Since British India’s partition in 1947, Kashmir, a mountainous valley bordering Pakistan and India, has been a center of the dispute between the two nuclear-armed nations. The British decided to split their former colony into two nations at the moment of the partition: Pakistan, with a Muslim majority, and India, with a Hindu majority. Both countries try to steal and occupy parts of Kashmir with military forces.

An uncomfortable stalemate has persisted for centuries, broken by occasional army incursions, terrorist attacks, and crackdowns by the police. But recently, the Indian government decided to integrate permanently into the remainder of India the land it controls. Prime Minister Narendra Modi’s administration abolished Article 370 of the Indian Constitution, a 70-year-old regulation that gave autonomy to the state of Jammu and Kashmir, including the Jammu region of the Hindu majority and the Kashmir Valley of the Muslim majority. The government also launched a bill to separate the autonomous region and split it into two sections, both under the central government’s immediate command. Shortly after the partition of British India, Article 370 was added to the Indian constitution to offer independence to the former princely country of Jammu and Kashmir until its fate was decided. It restricted the authority over the land of India’s central government. An associated provision gave state legislators the authority to decide who could purchase property and be a permanent resident.

Although it was intended to be temporary, Article 370 states that it can be repealed only with the consent of the legislative body which drafted the constitution of the state. That body was dissolved in 1957, and last year the Supreme Court of India ruled that Article 370 was thus a permanent part of the constitution. The government of Modi disagrees with India’s president on this regard.

Now, keeping in view the current situation it is of utter importance to critically observe the game-changing moves been played by India upon this issue and how it is taking Pakistan and China in spectrum.
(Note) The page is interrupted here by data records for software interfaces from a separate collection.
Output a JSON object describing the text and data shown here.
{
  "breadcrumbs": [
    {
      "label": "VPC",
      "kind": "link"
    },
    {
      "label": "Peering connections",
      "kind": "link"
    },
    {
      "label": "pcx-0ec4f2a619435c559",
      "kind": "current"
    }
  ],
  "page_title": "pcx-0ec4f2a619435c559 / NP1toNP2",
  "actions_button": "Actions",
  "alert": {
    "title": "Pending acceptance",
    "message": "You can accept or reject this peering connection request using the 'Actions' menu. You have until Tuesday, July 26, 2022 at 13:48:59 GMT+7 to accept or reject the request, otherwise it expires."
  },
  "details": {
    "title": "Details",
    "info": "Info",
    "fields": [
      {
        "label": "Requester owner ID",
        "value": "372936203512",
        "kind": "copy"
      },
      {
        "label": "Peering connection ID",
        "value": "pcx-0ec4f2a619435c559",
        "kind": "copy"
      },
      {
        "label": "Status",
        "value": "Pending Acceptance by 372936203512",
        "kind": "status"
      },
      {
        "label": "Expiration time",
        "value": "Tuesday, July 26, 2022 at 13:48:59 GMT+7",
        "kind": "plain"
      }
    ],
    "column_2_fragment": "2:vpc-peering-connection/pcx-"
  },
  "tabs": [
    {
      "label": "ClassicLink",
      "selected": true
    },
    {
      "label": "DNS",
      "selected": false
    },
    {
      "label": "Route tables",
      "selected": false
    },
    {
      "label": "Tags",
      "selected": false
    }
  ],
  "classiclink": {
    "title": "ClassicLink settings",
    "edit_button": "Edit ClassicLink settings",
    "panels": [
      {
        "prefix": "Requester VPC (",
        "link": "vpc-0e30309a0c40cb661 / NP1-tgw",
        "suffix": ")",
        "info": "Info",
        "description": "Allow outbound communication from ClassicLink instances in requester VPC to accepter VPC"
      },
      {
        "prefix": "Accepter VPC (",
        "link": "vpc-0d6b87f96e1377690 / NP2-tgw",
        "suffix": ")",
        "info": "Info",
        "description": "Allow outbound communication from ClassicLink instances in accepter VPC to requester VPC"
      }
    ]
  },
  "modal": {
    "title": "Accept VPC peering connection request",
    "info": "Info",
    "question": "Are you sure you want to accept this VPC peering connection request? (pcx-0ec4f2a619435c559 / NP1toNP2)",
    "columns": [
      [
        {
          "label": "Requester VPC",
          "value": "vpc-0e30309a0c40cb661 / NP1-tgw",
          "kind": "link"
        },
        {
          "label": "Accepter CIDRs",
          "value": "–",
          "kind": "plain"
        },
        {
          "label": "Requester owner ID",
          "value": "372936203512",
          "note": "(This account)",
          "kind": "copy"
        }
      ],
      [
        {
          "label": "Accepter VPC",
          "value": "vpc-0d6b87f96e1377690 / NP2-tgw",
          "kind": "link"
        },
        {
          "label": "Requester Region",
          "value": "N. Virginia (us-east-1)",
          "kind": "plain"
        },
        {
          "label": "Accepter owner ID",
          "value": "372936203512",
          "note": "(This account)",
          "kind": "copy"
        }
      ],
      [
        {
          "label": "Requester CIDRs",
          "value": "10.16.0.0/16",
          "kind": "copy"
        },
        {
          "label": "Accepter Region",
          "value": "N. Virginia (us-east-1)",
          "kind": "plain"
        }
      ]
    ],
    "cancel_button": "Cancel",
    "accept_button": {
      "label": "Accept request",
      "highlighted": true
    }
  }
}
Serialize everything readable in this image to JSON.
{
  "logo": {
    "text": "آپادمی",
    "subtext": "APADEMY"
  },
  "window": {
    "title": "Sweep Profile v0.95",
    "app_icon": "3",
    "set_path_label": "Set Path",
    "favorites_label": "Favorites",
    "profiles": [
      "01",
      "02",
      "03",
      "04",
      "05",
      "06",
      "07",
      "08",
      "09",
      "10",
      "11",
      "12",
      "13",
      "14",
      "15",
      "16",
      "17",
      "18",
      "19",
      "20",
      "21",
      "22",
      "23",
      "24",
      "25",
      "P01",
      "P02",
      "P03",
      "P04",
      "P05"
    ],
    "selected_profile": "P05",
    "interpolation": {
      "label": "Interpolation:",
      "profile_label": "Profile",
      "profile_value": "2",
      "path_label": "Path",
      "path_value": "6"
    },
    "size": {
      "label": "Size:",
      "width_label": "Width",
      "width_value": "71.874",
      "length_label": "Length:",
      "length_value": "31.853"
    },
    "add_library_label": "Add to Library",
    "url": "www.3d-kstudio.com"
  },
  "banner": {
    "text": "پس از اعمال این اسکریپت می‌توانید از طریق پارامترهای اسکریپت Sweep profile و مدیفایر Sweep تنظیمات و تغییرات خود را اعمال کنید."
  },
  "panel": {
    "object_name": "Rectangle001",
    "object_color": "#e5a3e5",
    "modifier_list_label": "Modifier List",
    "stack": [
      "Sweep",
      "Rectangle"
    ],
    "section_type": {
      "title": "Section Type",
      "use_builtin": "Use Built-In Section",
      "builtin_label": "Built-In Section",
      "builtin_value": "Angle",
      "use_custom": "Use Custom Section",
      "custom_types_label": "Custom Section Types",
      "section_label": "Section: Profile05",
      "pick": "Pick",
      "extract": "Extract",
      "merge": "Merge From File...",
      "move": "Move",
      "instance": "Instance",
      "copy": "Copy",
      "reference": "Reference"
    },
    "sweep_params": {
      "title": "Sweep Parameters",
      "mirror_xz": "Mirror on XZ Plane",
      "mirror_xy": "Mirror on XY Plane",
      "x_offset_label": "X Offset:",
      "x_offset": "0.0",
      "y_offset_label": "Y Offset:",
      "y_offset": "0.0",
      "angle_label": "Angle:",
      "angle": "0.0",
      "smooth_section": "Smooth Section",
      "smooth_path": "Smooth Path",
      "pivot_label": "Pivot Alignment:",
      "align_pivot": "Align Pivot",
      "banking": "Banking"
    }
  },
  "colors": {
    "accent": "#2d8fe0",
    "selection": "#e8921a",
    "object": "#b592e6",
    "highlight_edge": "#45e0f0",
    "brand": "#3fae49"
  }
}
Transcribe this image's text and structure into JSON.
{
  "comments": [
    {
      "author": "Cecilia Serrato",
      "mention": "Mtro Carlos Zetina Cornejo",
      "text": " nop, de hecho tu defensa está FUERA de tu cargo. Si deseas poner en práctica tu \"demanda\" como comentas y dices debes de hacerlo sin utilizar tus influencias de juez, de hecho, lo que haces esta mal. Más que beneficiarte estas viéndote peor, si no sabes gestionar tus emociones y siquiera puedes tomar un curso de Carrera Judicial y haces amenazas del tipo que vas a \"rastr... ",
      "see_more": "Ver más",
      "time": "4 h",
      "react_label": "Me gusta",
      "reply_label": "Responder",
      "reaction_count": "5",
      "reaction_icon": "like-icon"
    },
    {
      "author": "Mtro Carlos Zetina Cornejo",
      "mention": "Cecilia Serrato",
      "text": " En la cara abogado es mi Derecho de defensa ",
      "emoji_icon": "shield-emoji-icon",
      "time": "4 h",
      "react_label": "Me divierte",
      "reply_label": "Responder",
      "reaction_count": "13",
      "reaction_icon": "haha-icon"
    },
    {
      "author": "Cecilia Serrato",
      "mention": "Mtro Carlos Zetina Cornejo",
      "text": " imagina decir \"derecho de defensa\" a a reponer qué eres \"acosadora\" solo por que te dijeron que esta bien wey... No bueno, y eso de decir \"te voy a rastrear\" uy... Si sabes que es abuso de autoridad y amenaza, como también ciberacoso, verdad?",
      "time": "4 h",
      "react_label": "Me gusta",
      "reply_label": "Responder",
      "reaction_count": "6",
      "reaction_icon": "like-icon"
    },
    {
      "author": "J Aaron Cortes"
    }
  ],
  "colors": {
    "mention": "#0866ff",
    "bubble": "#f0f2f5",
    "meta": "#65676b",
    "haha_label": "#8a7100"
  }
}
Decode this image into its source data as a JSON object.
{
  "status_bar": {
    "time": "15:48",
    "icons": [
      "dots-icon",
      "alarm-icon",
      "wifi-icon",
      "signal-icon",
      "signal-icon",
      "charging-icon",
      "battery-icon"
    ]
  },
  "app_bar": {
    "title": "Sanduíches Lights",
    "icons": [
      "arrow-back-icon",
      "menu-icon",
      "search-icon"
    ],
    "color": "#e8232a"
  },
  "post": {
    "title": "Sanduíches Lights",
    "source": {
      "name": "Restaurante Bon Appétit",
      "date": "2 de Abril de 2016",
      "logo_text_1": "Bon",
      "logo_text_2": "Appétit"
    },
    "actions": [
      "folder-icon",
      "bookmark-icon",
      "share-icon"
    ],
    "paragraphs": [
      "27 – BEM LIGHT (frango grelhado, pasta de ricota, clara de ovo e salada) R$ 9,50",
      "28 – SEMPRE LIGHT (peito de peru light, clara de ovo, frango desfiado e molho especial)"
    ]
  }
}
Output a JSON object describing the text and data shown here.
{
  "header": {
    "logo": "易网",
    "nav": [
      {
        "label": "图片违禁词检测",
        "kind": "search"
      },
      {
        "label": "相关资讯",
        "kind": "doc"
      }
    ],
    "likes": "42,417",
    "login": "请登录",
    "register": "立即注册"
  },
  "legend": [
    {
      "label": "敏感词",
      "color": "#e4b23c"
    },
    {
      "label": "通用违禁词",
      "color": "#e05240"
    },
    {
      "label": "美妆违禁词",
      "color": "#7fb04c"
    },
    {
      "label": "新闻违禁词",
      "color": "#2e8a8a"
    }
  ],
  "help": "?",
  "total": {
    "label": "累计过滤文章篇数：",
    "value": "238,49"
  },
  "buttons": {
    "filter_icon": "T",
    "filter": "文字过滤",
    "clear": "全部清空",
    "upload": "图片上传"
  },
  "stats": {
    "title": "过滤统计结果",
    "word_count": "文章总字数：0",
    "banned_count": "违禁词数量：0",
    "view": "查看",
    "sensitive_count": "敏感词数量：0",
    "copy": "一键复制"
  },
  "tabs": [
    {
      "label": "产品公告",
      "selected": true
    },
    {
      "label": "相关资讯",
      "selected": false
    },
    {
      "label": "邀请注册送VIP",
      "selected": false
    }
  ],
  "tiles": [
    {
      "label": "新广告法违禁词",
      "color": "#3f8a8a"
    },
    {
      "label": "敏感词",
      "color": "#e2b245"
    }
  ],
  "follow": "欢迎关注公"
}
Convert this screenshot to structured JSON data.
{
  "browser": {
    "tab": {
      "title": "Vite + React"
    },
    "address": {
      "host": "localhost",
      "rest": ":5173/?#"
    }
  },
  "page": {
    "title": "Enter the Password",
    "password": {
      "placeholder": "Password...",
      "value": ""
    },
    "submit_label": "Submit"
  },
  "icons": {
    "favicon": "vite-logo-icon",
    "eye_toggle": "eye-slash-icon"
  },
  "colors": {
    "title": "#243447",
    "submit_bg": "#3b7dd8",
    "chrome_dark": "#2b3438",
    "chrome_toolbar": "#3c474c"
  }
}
The US-China new cold war offered an opportunity for Indian Prime Minister Modi to decline: to alter the game for China and Pakistan in Kashmir. New Delhi ended Article 370 of the Constitution back in August, claiming its authority in the disputed region of Kashmir. Moreover, India called on China and Pakistan to cease activities in Pakistan-occupied Kashmir (PoK) linked to the China-Pakistan Economic Corridor (CPEC) this week. As Raveesh Kumar, representative for the Ministry of Foreign Affairs said last week “We reject the link to Jammu and Kashmir in the joint declaration published by China and Pakistan following the latest visit of the Chinese Foreign Minister, J&K is emblematic of India. India has continuously expressed skepticism to both China and Pakistan over the projects in the so-called China-Pakistan Economic Corridor on India, which has been illegally occupied since 1947 by Pakistan.”

CPEC is urgently needed by Pakistan and China. CPEC is the express ticket for Pakistan to develop its infrastructure and maintain economic growth. For China, CPEC is the convey connection between West China, the Middle East, and Africa, where China has increasing policy goals. That really can explain why $46 billion was entrusted to the project by Beijing.

The issue is that India asserts that CPEC passes through Pakistani areas. That makes it, to put it mildly, a lumpy road – Pakistan and India are still fighting for these regions ‘ control. It is among the major concerns for CPEC operations in the region to progress slowly. Upon closer inspection, CPEC activity in Pakistan has so far been restricted to the restoration and preservation of the Karakoram Highway, constructed in the 1960s. However, India voiced opposition to new condominium projects, including railways and pipelines. The issue for China is that the only other viable path would be through the Badakhshan aortic arch of Afghanistan for highway, rail and pipeline links to Pakistan and its ports. This is practically impossible due to Afghanistan’s political uncertainty and diplomatic alliance with India and the US. Nevertheless, the latest developments by India in Kashmir could ruin both countries ‘ plans, particularly for China, which has numerous boundary conflicts with India.

In its CPEC initiative with Pakistan, China is likely playing it safe with its latest reference to Jammu and Kashmir.It is noteworthy that here China is taking a slow but steady strategy. In the South China Sea, China was rather assertive, but the Himalayas is another story. Primarily, in regards to the conflict over Kashmir with Pakistan, India is also disputing Chinese sovereignty on its shared frontier in several parts, including the Aksai Chin area adjacent to Kashmir and Arunachal Pradesh on the Tibetan frontier. The Chinese and Indian governments, therefore, have a mature relationship but are keenly conscious of the danger of any intensification.

Furthermore, in Southeast Asia, China cannot “bully” India, the way it bullies other countries. In this situation, it is unlikely that India will be intimidated. India is not only a big nuclear power but also an economic competitor, particularly as Global companies change supply chains from China because of U.S. trade sanctions.

And that is why, rather than challenging India, China should pacify. “The Chinese government considers that substantial infrastructure development advances in the Pakistan-controlled region of Kashmir would lead to major conflicts with India, including probably a suspension of diplomatic relations. Conflict confrontation in the region would also have the effect of pushback on China through its effect on the global economy. This leads me to suspect that at this stage, China is unlikely to push the issue.